WORK TO COMPLETE – Your answer should be the entire listing, printed exactly.

• • • • • • •

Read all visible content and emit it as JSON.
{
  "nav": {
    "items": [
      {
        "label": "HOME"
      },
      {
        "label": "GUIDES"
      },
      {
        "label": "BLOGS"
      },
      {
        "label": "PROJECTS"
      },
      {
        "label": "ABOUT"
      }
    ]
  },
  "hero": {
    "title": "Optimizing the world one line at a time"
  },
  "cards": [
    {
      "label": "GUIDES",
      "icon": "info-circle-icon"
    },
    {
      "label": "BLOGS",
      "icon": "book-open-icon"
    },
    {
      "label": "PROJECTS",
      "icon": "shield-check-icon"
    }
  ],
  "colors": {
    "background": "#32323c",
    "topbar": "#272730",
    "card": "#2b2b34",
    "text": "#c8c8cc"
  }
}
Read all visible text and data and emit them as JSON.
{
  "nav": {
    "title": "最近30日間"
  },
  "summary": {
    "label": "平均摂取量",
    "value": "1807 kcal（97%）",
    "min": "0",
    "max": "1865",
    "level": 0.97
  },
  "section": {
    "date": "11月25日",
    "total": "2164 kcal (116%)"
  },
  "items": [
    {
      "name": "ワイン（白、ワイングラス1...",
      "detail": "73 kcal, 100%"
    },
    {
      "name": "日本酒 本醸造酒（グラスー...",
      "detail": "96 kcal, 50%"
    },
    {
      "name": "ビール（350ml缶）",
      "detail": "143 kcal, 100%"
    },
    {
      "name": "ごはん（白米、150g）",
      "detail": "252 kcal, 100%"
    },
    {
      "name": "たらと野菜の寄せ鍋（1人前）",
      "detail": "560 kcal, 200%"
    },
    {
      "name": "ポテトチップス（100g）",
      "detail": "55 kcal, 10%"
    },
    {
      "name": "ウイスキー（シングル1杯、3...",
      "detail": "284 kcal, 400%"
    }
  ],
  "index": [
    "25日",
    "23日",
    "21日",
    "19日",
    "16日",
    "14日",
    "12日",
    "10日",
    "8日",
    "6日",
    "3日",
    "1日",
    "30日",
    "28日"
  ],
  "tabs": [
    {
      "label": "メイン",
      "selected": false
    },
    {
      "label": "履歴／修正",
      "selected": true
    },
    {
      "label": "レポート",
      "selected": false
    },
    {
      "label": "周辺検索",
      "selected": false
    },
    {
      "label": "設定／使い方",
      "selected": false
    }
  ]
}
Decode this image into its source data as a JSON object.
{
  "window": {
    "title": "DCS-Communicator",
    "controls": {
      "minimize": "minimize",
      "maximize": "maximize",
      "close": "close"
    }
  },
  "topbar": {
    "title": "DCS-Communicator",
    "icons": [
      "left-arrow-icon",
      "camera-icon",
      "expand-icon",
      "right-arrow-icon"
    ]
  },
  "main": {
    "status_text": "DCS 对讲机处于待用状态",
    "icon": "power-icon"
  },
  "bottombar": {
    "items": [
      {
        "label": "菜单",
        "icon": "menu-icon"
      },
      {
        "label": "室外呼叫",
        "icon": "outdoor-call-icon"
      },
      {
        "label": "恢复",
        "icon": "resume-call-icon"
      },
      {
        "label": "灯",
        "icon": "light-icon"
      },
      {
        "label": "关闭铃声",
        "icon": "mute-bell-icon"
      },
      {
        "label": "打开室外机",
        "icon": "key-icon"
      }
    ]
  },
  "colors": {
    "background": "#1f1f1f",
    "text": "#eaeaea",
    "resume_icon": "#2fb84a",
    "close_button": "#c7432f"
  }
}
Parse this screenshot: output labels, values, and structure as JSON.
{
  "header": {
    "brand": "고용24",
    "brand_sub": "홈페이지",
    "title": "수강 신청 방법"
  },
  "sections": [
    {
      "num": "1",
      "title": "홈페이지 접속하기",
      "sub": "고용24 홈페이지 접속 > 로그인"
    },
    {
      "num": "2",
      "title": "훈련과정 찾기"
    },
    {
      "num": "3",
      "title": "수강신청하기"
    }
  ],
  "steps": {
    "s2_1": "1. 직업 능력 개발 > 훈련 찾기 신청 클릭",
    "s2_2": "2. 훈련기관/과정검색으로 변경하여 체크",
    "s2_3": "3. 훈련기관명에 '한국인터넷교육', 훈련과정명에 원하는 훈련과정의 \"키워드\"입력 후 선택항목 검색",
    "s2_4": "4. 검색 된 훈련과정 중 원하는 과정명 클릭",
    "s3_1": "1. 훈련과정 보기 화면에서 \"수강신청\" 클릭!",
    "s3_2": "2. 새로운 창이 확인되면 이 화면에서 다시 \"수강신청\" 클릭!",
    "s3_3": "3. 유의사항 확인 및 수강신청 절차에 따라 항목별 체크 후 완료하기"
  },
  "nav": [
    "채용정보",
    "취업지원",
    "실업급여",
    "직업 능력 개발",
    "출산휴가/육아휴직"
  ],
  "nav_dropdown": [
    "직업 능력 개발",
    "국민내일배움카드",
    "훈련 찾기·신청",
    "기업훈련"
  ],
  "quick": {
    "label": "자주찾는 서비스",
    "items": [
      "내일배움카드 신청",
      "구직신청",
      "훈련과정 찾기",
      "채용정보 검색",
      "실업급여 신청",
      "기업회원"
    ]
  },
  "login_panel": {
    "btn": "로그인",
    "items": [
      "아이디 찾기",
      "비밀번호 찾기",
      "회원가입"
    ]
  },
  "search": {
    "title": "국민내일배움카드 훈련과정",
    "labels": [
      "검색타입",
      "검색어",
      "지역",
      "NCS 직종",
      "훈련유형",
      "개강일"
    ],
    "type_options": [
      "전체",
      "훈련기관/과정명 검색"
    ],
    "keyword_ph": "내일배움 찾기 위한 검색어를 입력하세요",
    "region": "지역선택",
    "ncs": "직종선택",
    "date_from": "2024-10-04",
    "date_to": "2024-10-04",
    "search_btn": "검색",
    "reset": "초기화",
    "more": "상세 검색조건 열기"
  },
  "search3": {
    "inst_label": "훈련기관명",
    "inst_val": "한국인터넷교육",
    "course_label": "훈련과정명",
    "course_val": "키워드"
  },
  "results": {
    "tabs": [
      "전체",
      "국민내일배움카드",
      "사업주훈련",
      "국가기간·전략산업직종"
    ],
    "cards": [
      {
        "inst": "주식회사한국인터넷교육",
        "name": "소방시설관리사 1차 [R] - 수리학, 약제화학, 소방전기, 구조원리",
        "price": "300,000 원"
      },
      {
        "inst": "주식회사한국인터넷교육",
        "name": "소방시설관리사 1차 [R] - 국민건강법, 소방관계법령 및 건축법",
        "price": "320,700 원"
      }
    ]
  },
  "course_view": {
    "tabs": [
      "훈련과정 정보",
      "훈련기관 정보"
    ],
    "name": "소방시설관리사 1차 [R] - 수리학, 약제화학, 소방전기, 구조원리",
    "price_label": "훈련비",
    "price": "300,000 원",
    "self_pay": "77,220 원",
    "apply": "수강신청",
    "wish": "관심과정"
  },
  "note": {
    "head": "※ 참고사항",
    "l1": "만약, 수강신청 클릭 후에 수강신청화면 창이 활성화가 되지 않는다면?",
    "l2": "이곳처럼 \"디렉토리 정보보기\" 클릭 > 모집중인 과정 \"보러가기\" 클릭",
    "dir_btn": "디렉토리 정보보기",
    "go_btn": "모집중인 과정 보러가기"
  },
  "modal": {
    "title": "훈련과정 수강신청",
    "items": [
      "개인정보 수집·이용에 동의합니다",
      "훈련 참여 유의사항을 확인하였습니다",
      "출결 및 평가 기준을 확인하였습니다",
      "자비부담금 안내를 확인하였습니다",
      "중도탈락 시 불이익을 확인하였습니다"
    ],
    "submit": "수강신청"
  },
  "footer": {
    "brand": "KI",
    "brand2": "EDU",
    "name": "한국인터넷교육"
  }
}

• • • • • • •

OUTPUT BELOW –
Read all visible content and emit it as JSON.
{
  "nav": {
    "items": [
      {
        "label": "HOME"
      },
      {
        "label": "GUIDES"
      },
      {
        "label": "BLOGS"
      },
      {
        "label": "PROJECTS"
      },
      {
        "label": "ABOUT"
      }
    ]
  },
  "hero": {
    "title": "Optimizing the world one line at a time"
  },
  "cards": [
    {
      "label": "GUIDES",
      "icon": "info-circle-icon"
    },
    {
      "label": "BLOGS",
      "icon": "book-open-icon"
    },
    {
      "label": "PROJECTS",
      "icon": "shield-check-icon"
    }
  ],
  "colors": {
    "background": "#32323c",
    "topbar": "#272730",
    "card": "#2b2b34",
    "text": "#c8c8cc"
  }
}
Read all visible text and data and emit them as JSON.
{
  "nav": {
    "title": "最近30日間"
  },
  "summary": {
    "label": "平均摂取量",
    "value": "1807 kcal（97%）",
    "min": "0",
    "max": "1865",
    "level": 0.97
  },
  "section": {
    "date": "11月25日",
    "total": "2164 kcal (116%)"
  },
  "items": [
    {
      "name": "ワイン（白、ワイングラス1...",
      "detail": "73 kcal, 100%"
    },
    {
      "name": "日本酒 本醸造酒（グラスー...",
      "detail": "96 kcal, 50%"
    },
    {
      "name": "ビール（350ml缶）",
      "detail": "143 kcal, 100%"
    },
    {
      "name": "ごはん（白米、150g）",
      "detail": "252 kcal, 100%"
    },
    {
      "name": "たらと野菜の寄せ鍋（1人前）",
      "detail": "560 kcal, 200%"
    },
    {
      "name": "ポテトチップス（100g）",
      "detail": "55 kcal, 10%"
    },
    {
      "name": "ウイスキー（シングル1杯、3...",
      "detail": "284 kcal, 400%"
    }
  ],
  "index": [
    "25日",
    "23日",
    "21日",
    "19日",
    "16日",
    "14日",
    "12日",
    "10日",
    "8日",
    "6日",
    "3日",
    "1日",
    "30日",
    "28日"
  ],
  "tabs": [
    {
      "label": "メイン",
      "selected": false
    },
    {
      "label": "履歴／修正",
      "selected": true
    },
    {
      "label": "レポート",
      "selected": false
    },
    {
      "label": "周辺検索",
      "selected": false
    },
    {
      "label": "設定／使い方",
      "selected": false
    }
  ]
}
Decode this image into its source data as a JSON object.
{
  "window": {
    "title": "DCS-Communicator",
    "controls": {
      "minimize": "minimize",
      "maximize": "maximize",
      "close": "close"
    }
  },
  "topbar": {
    "title": "DCS-Communicator",
    "icons": [
      "left-arrow-icon",
      "camera-icon",
      "expand-icon",
      "right-arrow-icon"
    ]
  },
  "main": {
    "status_text": "DCS 对讲机处于待用状态",
    "icon": "power-icon"
  },
  "bottombar": {
    "items": [
      {
        "label": "菜单",
        "icon": "menu-icon"
      },
      {
        "label": "室外呼叫",
        "icon": "outdoor-call-icon"
      },
      {
        "label": "恢复",
        "icon": "resume-call-icon"
      },
      {
        "label": "灯",
        "icon": "light-icon"
      },
      {
        "label": "关闭铃声",
        "icon": "mute-bell-icon"
      },
      {
        "label": "打开室外机",
        "icon": "key-icon"
      }
    ]
  },
  "colors": {
    "background": "#1f1f1f",
    "text": "#eaeaea",
    "resume_icon": "#2fb84a",
    "close_button": "#c7432f"
  }
}
Parse this screenshot: output labels, values, and structure as JSON.
{
  "header": {
    "brand": "고용24",
    "brand_sub": "홈페이지",
    "title": "수강 신청 방법"
  },
  "sections": [
    {
      "num": "1",
      "title": "홈페이지 접속하기",
      "sub": "고용24 홈페이지 접속 > 로그인"
    },
    {
      "num": "2",
      "title": "훈련과정 찾기"
    },
    {
      "num": "3",
      "title": "수강신청하기"
    }
  ],
  "steps": {
    "s2_1": "1. 직업 능력 개발 > 훈련 찾기 신청 클릭",
    "s2_2": "2. 훈련기관/과정검색으로 변경하여 체크",
    "s2_3": "3. 훈련기관명에 '한국인터넷교육', 훈련과정명에 원하는 훈련과정의 \"키워드\"입력 후 선택항목 검색",
    "s2_4": "4. 검색 된 훈련과정 중 원하는 과정명 클릭",
    "s3_1": "1. 훈련과정 보기 화면에서 \"수강신청\" 클릭!",
    "s3_2": "2. 새로운 창이 확인되면 이 화면에서 다시 \"수강신청\" 클릭!",
    "s3_3": "3. 유의사항 확인 및 수강신청 절차에 따라 항목별 체크 후 완료하기"
  },
  "nav": [
    "채용정보",
    "취업지원",
    "실업급여",
    "직업 능력 개발",
    "출산휴가/육아휴직"
  ],
  "nav_dropdown": [
    "직업 능력 개발",
    "국민내일배움카드",
    "훈련 찾기·신청",
    "기업훈련"
  ],
  "quick": {
    "label": "자주찾는 서비스",
    "items": [
      "내일배움카드 신청",
      "구직신청",
      "훈련과정 찾기",
      "채용정보 검색",
      "실업급여 신청",
      "기업회원"
    ]
  },
  "login_panel": {
    "btn": "로그인",
    "items": [
      "아이디 찾기",
      "비밀번호 찾기",
      "회원가입"
    ]
  },
  "search": {
    "title": "국민내일배움카드 훈련과정",
    "labels": [
      "검색타입",
      "검색어",
      "지역",
      "NCS 직종",
      "훈련유형",
      "개강일"
    ],
    "type_options": [
      "전체",
      "훈련기관/과정명 검색"
    ],
    "keyword_ph": "내일배움 찾기 위한 검색어를 입력하세요",
    "region": "지역선택",
    "ncs": "직종선택",
    "date_from": "2024-10-04",
    "date_to": "2024-10-04",
    "search_btn": "검색",
    "reset": "초기화",
    "more": "상세 검색조건 열기"
  },
  "search3": {
    "inst_label": "훈련기관명",
    "inst_val": "한국인터넷교육",
    "course_label": "훈련과정명",
    "course_val": "키워드"
  },
  "results": {
    "tabs": [
      "전체",
      "국민내일배움카드",
      "사업주훈련",
      "국가기간·전략산업직종"
    ],
    "cards": [
      {
        "inst": "주식회사한국인터넷교육",
        "name": "소방시설관리사 1차 [R] - 수리학, 약제화학, 소방전기, 구조원리",
        "price": "300,000 원"
      },
      {
        "inst": "주식회사한국인터넷교육",
        "name": "소방시설관리사 1차 [R] - 국민건강법, 소방관계법령 및 건축법",
        "price": "320,700 원"
      }
    ]
  },
  "course_view": {
    "tabs": [
      "훈련과정 정보",
      "훈련기관 정보"
    ],
    "name": "소방시설관리사 1차 [R] - 수리학, 약제화학, 소방전기, 구조원리",
    "price_label": "훈련비",
    "price": "300,000 원",
    "self_pay": "77,220 원",
    "apply": "수강신청",
    "wish": "관심과정"
  },
  "note": {
    "head": "※ 참고사항",
    "l1": "만약, 수강신청 클릭 후에 수강신청화면 창이 활성화가 되지 않는다면?",
    "l2": "이곳처럼 \"디렉토리 정보보기\" 클릭 > 모집중인 과정 \"보러가기\" 클릭",
    "dir_btn": "디렉토리 정보보기",
    "go_btn": "모집중인 과정 보러가기"
  },
  "modal": {
    "title": "훈련과정 수강신청",
    "items": [
      "개인정보 수집·이용에 동의합니다",
      "훈련 참여 유의사항을 확인하였습니다",
      "출결 및 평가 기준을 확인하였습니다",
      "자비부담금 안내를 확인하였습니다",
      "중도탈락 시 불이익을 확인하였습니다"
    ],
    "submit": "수강신청"
  },
  "footer": {
    "brand": "KI",
    "brand2": "EDU",
    "name": "한국인터넷교육"
  }
}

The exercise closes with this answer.